What to work on:
Reproduction without pictures: print every entry precisely as written.

Material provided:

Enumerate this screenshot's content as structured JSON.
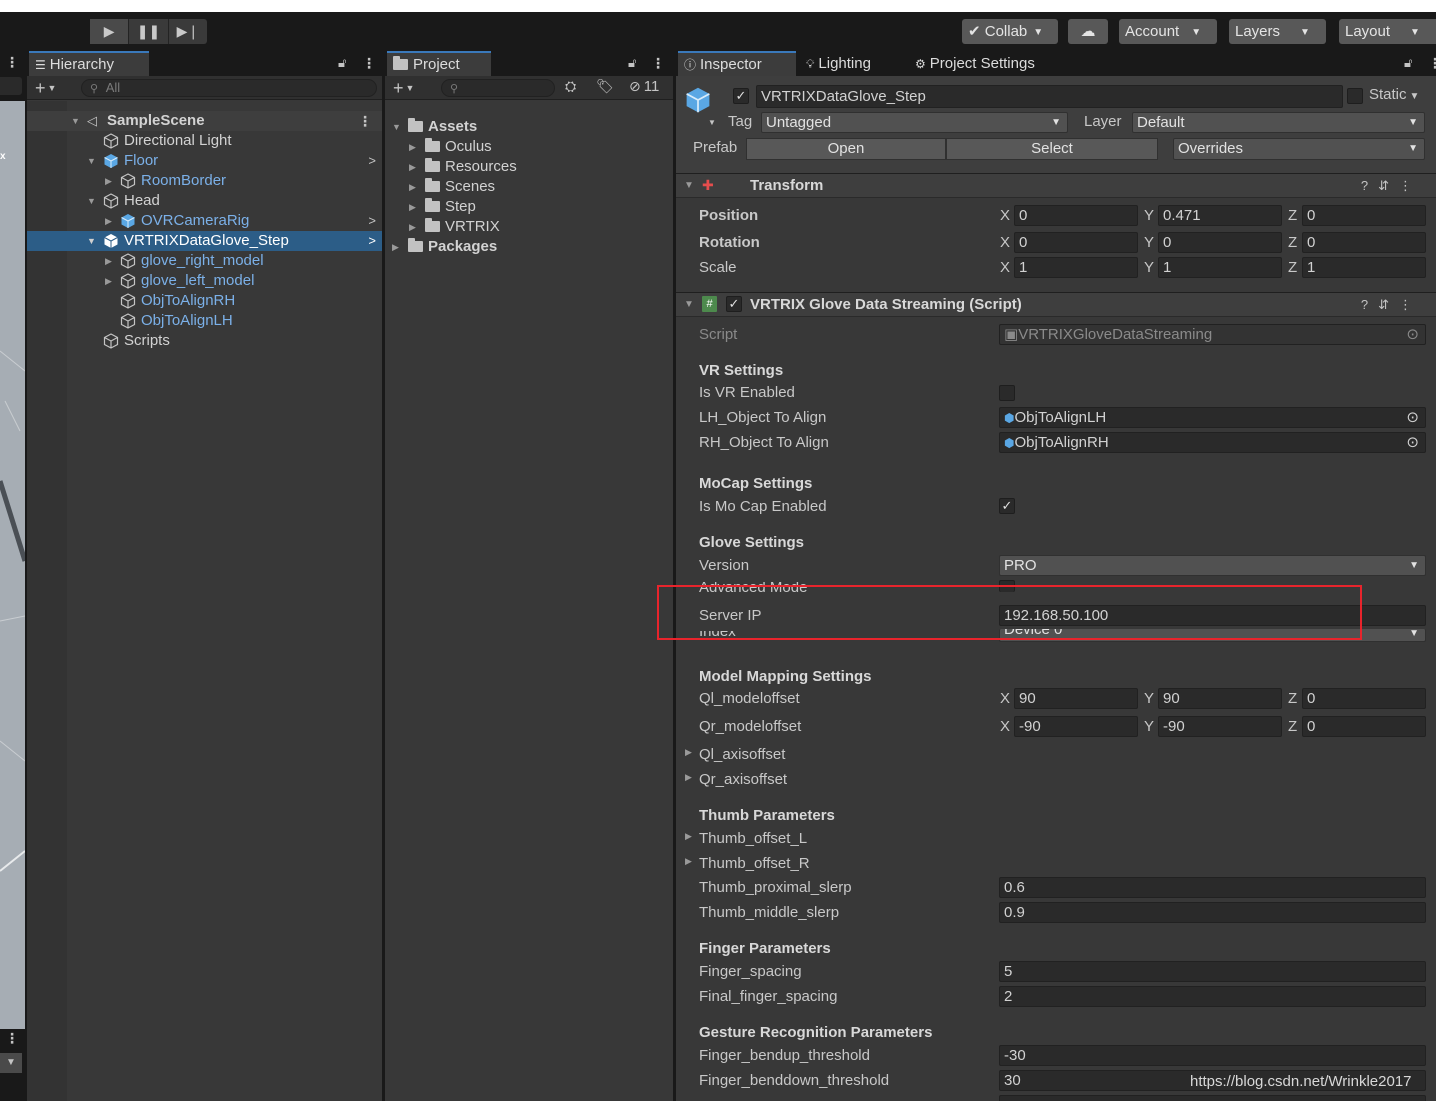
{
  "toolbar": {
    "collab_label": "Collab",
    "account_label": "Account",
    "layers_label": "Layers",
    "layout_label": "Layout"
  },
  "hierarchy": {
    "tab_label": "Hierarchy",
    "search_placeholder": "All",
    "items": [
      {
        "label": "SampleScene"
      },
      {
        "label": "Directional Light"
      },
      {
        "label": "Floor"
      },
      {
        "label": "RoomBorder"
      },
      {
        "label": "Head"
      },
      {
        "label": "OVRCameraRig"
      },
      {
        "label": "VRTRIXDataGlove_Step"
      },
      {
        "label": "glove_right_model"
      },
      {
        "label": "glove_left_model"
      },
      {
        "label": "ObjToAlignRH"
      },
      {
        "label": "ObjToAlignLH"
      },
      {
        "label": "Scripts"
      }
    ]
  },
  "project": {
    "tab_label": "Project",
    "hidden_count": "11",
    "tree": [
      {
        "label": "Assets"
      },
      {
        "label": "Oculus"
      },
      {
        "label": "Resources"
      },
      {
        "label": "Scenes"
      },
      {
        "label": "Step"
      },
      {
        "label": "VRTRIX"
      },
      {
        "label": "Packages"
      }
    ]
  },
  "inspector": {
    "tabs": [
      "Inspector",
      "Lighting",
      "Project Settings"
    ],
    "object_name": "VRTRIXDataGlove_Step",
    "static_label": "Static",
    "tag_label": "Tag",
    "tag_value": "Untagged",
    "layer_label": "Layer",
    "layer_value": "Default",
    "prefab_label": "Prefab",
    "open_label": "Open",
    "select_label": "Select",
    "overrides_label": "Overrides",
    "transform": {
      "title": "Transform",
      "position_label": "Position",
      "rotation_label": "Rotation",
      "scale_label": "Scale",
      "position": [
        "0",
        "0.471",
        "0"
      ],
      "rotation": [
        "0",
        "0",
        "0"
      ],
      "scale": [
        "1",
        "1",
        "1"
      ],
      "axes": [
        "X",
        "Y",
        "Z"
      ]
    },
    "script_component": {
      "title": "VRTRIX Glove Data Streaming (Script)",
      "script_label": "Script",
      "script_value": "VRTRIXGloveDataStreaming",
      "vr_settings": "VR Settings",
      "is_vr_enabled": "Is VR Enabled",
      "lh_label": "LH_Object To Align",
      "lh_value": "ObjToAlignLH",
      "rh_label": "RH_Object To Align",
      "rh_value": "ObjToAlignRH",
      "mocap_settings": "MoCap Settings",
      "is_mocap_enabled": "Is Mo Cap Enabled",
      "glove_settings": "Glove Settings",
      "version_label": "Version",
      "version_value": "PRO",
      "advanced_mode": "Advanced Mode",
      "server_ip_label": "Server IP",
      "server_ip_value": "192.168.50.100",
      "index_label": "Index",
      "index_value": "Device 0",
      "model_mapping": "Model Mapping Settings",
      "ql_modeloffset": "Ql_modeloffset",
      "ql_values": [
        "90",
        "90",
        "0"
      ],
      "qr_modeloffset": "Qr_modeloffset",
      "qr_values": [
        "-90",
        "-90",
        "0"
      ],
      "ql_axisoffset": "Ql_axisoffset",
      "qr_axisoffset": "Qr_axisoffset",
      "thumb_params": "Thumb Parameters",
      "thumb_offset_l": "Thumb_offset_L",
      "thumb_offset_r": "Thumb_offset_R",
      "thumb_proximal_label": "Thumb_proximal_slerp",
      "thumb_proximal_value": "0.6",
      "thumb_middle_label": "Thumb_middle_slerp",
      "thumb_middle_value": "0.9",
      "finger_params": "Finger Parameters",
      "finger_spacing_label": "Finger_spacing",
      "finger_spacing_value": "5",
      "final_finger_label": "Final_finger_spacing",
      "final_finger_value": "2",
      "gesture_params": "Gesture Recognition Parameters",
      "bendup_label": "Finger_bendup_threshold",
      "bendup_value": "-30",
      "benddown_label": "Finger_benddown_threshold",
      "benddown_value": "30"
    }
  },
  "watermark": "https://blog.csdn.net/Wrinkle2017",
  "colors": {
    "selection": "#2c5d87",
    "highlight_box": "#e8242c",
    "prefab_blue": "#7bb0e8"
  }
}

Exercise solution:
Enumerate this screenshot's content as structured JSON.
{
  "toolbar": {
    "collab_label": "Collab",
    "account_label": "Account",
    "layers_label": "Layers",
    "layout_label": "Layout"
  },
  "hierarchy": {
    "tab_label": "Hierarchy",
    "search_placeholder": "All",
    "items": [
      {
        "label": "SampleScene"
      },
      {
        "label": "Directional Light"
      },
      {
        "label": "Floor"
      },
      {
        "label": "RoomBorder"
      },
      {
        "label": "Head"
      },
      {
        "label": "OVRCameraRig"
      },
      {
        "label": "VRTRIXDataGlove_Step"
      },
      {
        "label": "glove_right_model"
      },
      {
        "label": "glove_left_model"
      },
      {
        "label": "ObjToAlignRH"
      },
      {
        "label": "ObjToAlignLH"
      },
      {
        "label": "Scripts"
      }
    ]
  },
  "project": {
    "tab_label": "Project",
    "hidden_count": "11",
    "tree": [
      {
        "label": "Assets"
      },
      {
        "label": "Oculus"
      },
      {
        "label": "Resources"
      },
      {
        "label": "Scenes"
      },
      {
        "label": "Step"
      },
      {
        "label": "VRTRIX"
      },
      {
        "label": "Packages"
      }
    ]
  },
  "inspector": {
    "tabs": [
      "Inspector",
      "Lighting",
      "Project Settings"
    ],
    "object_name": "VRTRIXDataGlove_Step",
    "static_label": "Static",
    "tag_label": "Tag",
    "tag_value": "Untagged",
    "layer_label": "Layer",
    "layer_value": "Default",
    "prefab_label": "Prefab",
    "open_label": "Open",
    "select_label": "Select",
    "overrides_label": "Overrides",
    "transform": {
      "title": "Transform",
      "position_label": "Position",
      "rotation_label": "Rotation",
      "scale_label": "Scale",
      "position": [
        "0",
        "0.471",
        "0"
      ],
      "rotation": [
        "0",
        "0",
        "0"
      ],
      "scale": [
        "1",
        "1",
        "1"
      ],
      "axes": [
        "X",
        "Y",
        "Z"
      ]
    },
    "script_component": {
      "title": "VRTRIX Glove Data Streaming (Script)",
      "script_label": "Script",
      "script_value": "VRTRIXGloveDataStreaming",
      "vr_settings": "VR Settings",
      "is_vr_enabled": "Is VR Enabled",
      "lh_label": "LH_Object To Align",
      "lh_value": "ObjToAlignLH",
      "rh_label": "RH_Object To Align",
      "rh_value": "ObjToAlignRH",
      "mocap_settings": "MoCap Settings",
      "is_mocap_enabled": "Is Mo Cap Enabled",
      "glove_settings": "Glove Settings",
      "version_label": "Version",
      "version_value": "PRO",
      "advanced_mode": "Advanced Mode",
      "server_ip_label": "Server IP",
      "server_ip_value": "192.168.50.100",
      "index_label": "Index",
      "index_value": "Device 0",
      "model_mapping": "Model Mapping Settings",
      "ql_modeloffset": "Ql_modeloffset",
      "ql_values": [
        "90",
        "90",
        "0"
      ],
      "qr_modeloffset": "Qr_modeloffset",
      "qr_values": [
        "-90",
        "-90",
        "0"
      ],
      "ql_axisoffset": "Ql_axisoffset",
      "qr_axisoffset": "Qr_axisoffset",
      "thumb_params": "Thumb Parameters",
      "thumb_offset_l": "Thumb_offset_L",
      "thumb_offset_r": "Thumb_offset_R",
      "thumb_proximal_label": "Thumb_proximal_slerp",
      "thumb_proximal_value": "0.6",
      "thumb_middle_label": "Thumb_middle_slerp",
      "thumb_middle_value": "0.9",
      "finger_params": "Finger Parameters",
      "finger_spacing_label": "Finger_spacing",
      "finger_spacing_value": "5",
      "final_finger_label": "Final_finger_spacing",
      "final_finger_value": "2",
      "gesture_params": "Gesture Recognition Parameters",
      "bendup_label": "Finger_bendup_threshold",
      "bendup_value": "-30",
      "benddown_label": "Finger_benddown_threshold",
      "benddown_value": "30"
    }
  },
  "watermark": "https://blog.csdn.net/Wrinkle2017",
  "colors": {
    "selection": "#2c5d87",
    "highlight_box": "#e8242c",
    "prefab_blue": "#7bb0e8"
  }
}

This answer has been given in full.